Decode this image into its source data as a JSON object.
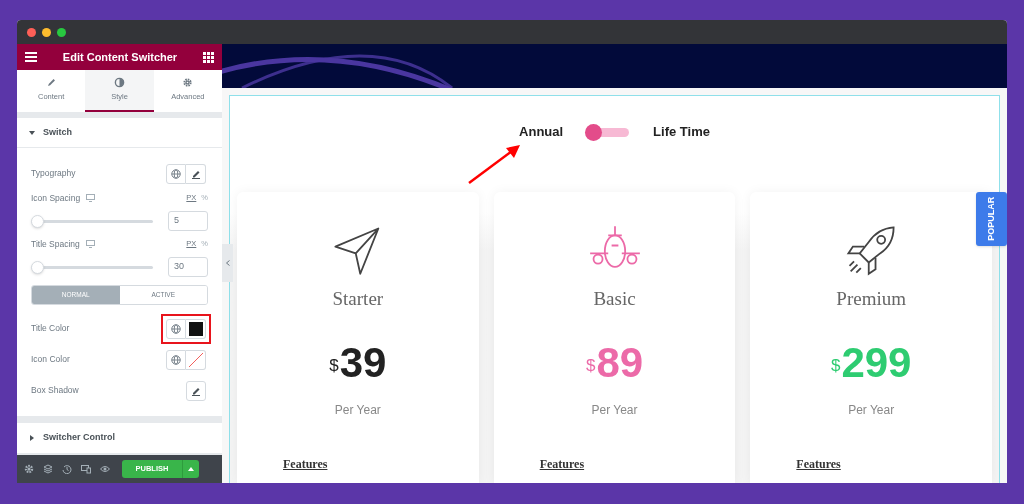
{
  "panel": {
    "title": "Edit Content Switcher",
    "tabs": [
      {
        "label": "Content",
        "selected": false
      },
      {
        "label": "Style",
        "selected": true
      },
      {
        "label": "Advanced",
        "selected": false
      }
    ],
    "sections": [
      {
        "title": "Switch",
        "expanded": true,
        "controls": [
          {
            "kind": "typography",
            "label": "Typography"
          },
          {
            "kind": "slider",
            "label": "Icon Spacing",
            "units": [
              "PX",
              "%"
            ],
            "level": 0,
            "value": "5"
          },
          {
            "kind": "slider",
            "label": "Title Spacing",
            "units": [
              "PX",
              "%"
            ],
            "level": 0,
            "value": "30"
          },
          {
            "kind": "state_tabs",
            "options": [
              {
                "label": "NORMAL",
                "selected": true
              },
              {
                "label": "ACTIVE",
                "selected": false
              }
            ]
          },
          {
            "kind": "color",
            "label": "Title Color",
            "color": "#111111",
            "highlighted": true
          },
          {
            "kind": "color",
            "label": "Icon Color",
            "highlighted": false
          },
          {
            "kind": "shadow",
            "label": "Box Shadow"
          }
        ]
      },
      {
        "title": "Switcher Control",
        "expanded": false
      }
    ],
    "publish": "PUBLISH"
  },
  "preview": {
    "switcher": {
      "left": "Annual",
      "right": "Life Time",
      "on": false
    },
    "annotation_arrow": true,
    "plans": [
      {
        "name": "Starter",
        "currency": "$",
        "price": "39",
        "color": "#222222",
        "period": "Per Year",
        "features": "Features"
      },
      {
        "name": "Basic",
        "currency": "$",
        "price": "89",
        "color": "#ec6aa8",
        "period": "Per Year",
        "features": "Features"
      },
      {
        "name": "Premium",
        "currency": "$",
        "price": "299",
        "color": "#2ecc71",
        "period": "Per Year",
        "features": "Features"
      }
    ],
    "badge": "POPULAR"
  }
}
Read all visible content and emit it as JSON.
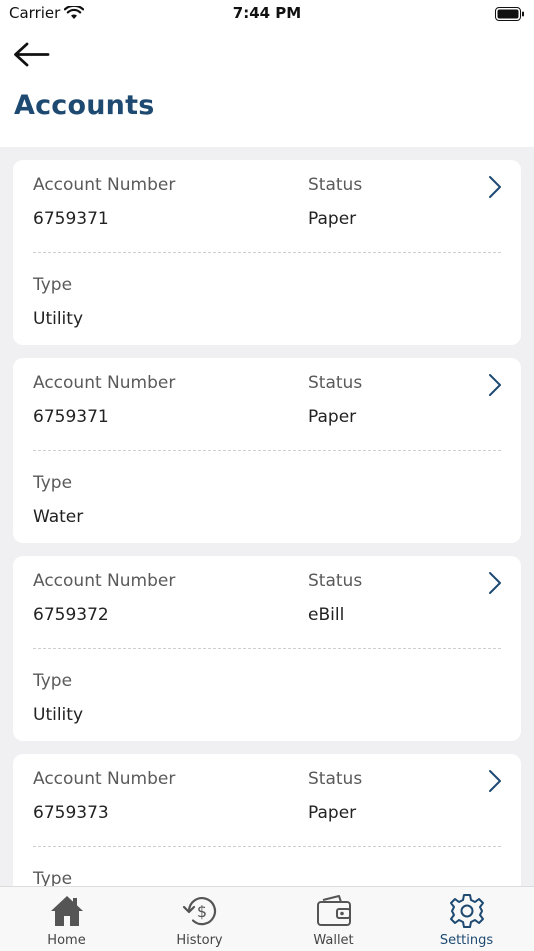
{
  "status_bar": {
    "carrier": "Carrier",
    "time": "7:44 PM"
  },
  "header": {
    "title": "Accounts"
  },
  "labels": {
    "account_number": "Account Number",
    "status": "Status",
    "type": "Type"
  },
  "accounts": [
    {
      "account_number": "6759371",
      "status": "Paper",
      "type": "Utility"
    },
    {
      "account_number": "6759371",
      "status": "Paper",
      "type": "Water"
    },
    {
      "account_number": "6759372",
      "status": "eBill",
      "type": "Utility"
    },
    {
      "account_number": "6759373",
      "status": "Paper",
      "type": ""
    }
  ],
  "tabbar": {
    "home": "Home",
    "history": "History",
    "wallet": "Wallet",
    "settings": "Settings",
    "active": "settings"
  },
  "colors": {
    "accent": "#1e4a72",
    "background": "#f0f0f2"
  }
}
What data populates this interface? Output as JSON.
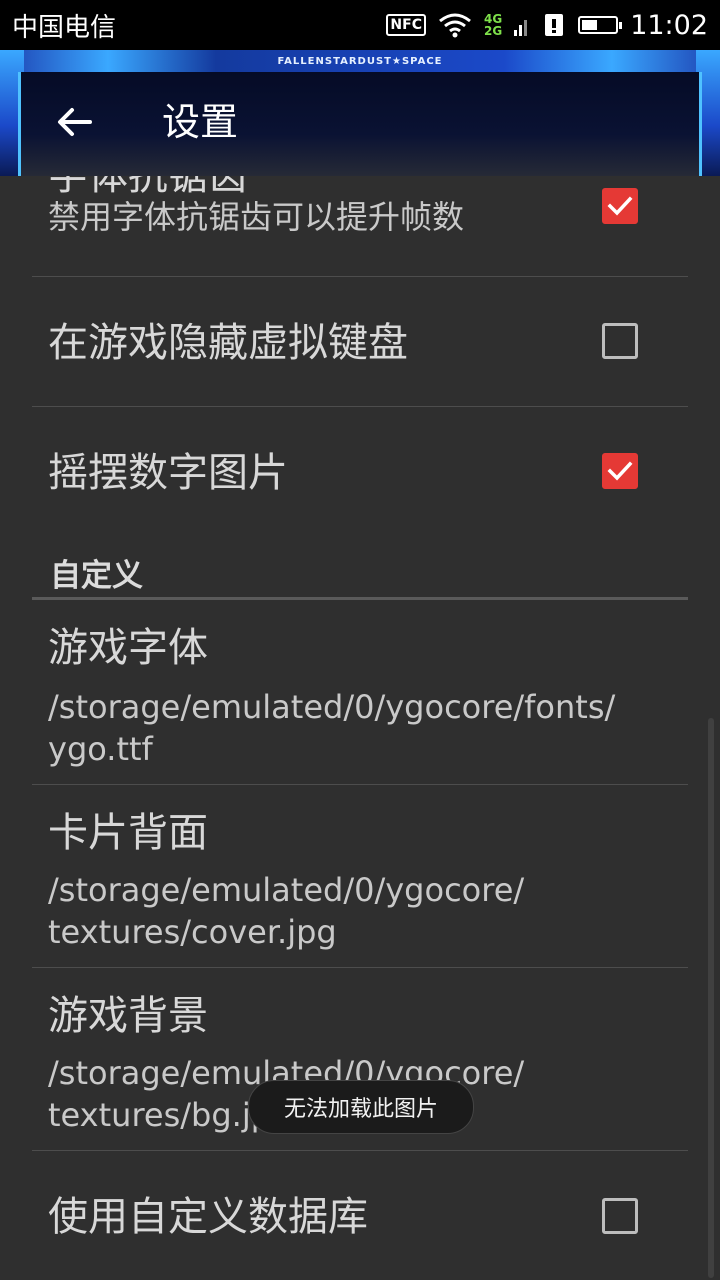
{
  "status_bar": {
    "carrier": "中国电信",
    "nfc": "NFC",
    "net_top": "4G",
    "net_bottom": "2G",
    "battery_level": 0.45,
    "time": "11:02"
  },
  "app_bar": {
    "brand": "FALLENSTARDUST★SPACE",
    "title": "设置",
    "back_icon": "arrow-left-icon"
  },
  "settings": {
    "font_antialias": {
      "label": "字体抗锯齿",
      "summary": "禁用字体抗锯齿可以提升帧数",
      "checked": true
    },
    "hide_keyboard": {
      "label": "在游戏隐藏虚拟键盘",
      "checked": false
    },
    "wobble_digits": {
      "label": "摇摆数字图片",
      "checked": true
    },
    "custom_section": "自定义",
    "game_font": {
      "label": "游戏字体",
      "summary_line1": "/storage/emulated/0/ygocore/fonts/",
      "summary_line2": "ygo.ttf"
    },
    "card_back": {
      "label": "卡片背面",
      "summary_line1": "/storage/emulated/0/ygocore/",
      "summary_line2": "textures/cover.jpg"
    },
    "game_background": {
      "label": "游戏背景",
      "summary_line1": "/storage/emulated/0/ygocore/",
      "summary_line2": "textures/bg.jpg"
    },
    "custom_database": {
      "label": "使用自定义数据库",
      "checked": false
    }
  },
  "toast": {
    "text": "无法加载此图片"
  },
  "colors": {
    "accent": "#e53935",
    "background": "#2f2f2f"
  }
}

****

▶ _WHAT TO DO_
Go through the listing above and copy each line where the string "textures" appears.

▶ _WRITTEN ANSWER_
      "summary_line2": "textures/cover.jpg"
      "summary_line2": "textures/bg.jpg"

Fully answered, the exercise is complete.